The research team also wants to avoid the chance someone’s sleep apnea taints their results and reaction to the treatments. So if someone who has sleep apnea qualifies for this study, Parthasarathy said they will get their own free CPAP machine.

“The key thing is that we want to get sleep apnea out of the equation,” he said. “It’s quite possible that it’s because the sleep apnea is acting like an anchor that was not lifted to let the boat sail.”

Parthasarathy offered a simple breakdown of the two groups that will be separated in this study;

A person who’s suffering from excessive sleepiness could receive either an approved wakefulness medication, or a placebo.
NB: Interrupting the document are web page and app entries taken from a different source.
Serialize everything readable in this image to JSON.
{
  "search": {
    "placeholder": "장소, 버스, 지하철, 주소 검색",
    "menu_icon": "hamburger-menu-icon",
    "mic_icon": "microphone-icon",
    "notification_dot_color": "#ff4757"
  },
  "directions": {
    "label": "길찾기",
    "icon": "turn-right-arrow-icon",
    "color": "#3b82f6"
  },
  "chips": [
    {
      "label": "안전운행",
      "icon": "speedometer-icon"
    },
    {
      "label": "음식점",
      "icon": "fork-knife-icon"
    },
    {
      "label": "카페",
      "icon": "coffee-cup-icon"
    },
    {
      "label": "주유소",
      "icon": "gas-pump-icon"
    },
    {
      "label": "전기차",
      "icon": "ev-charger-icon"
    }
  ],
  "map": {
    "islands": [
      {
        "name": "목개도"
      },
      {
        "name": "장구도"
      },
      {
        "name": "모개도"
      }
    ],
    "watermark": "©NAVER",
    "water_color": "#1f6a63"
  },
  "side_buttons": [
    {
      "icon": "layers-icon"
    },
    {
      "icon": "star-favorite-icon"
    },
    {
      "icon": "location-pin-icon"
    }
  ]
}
Someone dealing with insomnia in this study, stands a strong chance they will get at least one of these treatments: an oral supplement (melatonin), light therapy, or both.

To help get rid of barriers that may prevent some people from joining the study, Parthasarathy said the study will cover a subject’s transportation for their initial screening and three follow-up visits.

The research team will also cover any personal costs a person spends (gas, food, etc.) to meet with researchers. If you or someone you know thinks they could benefit, you can call the RECOVER sleep study team at (520) 626-1590.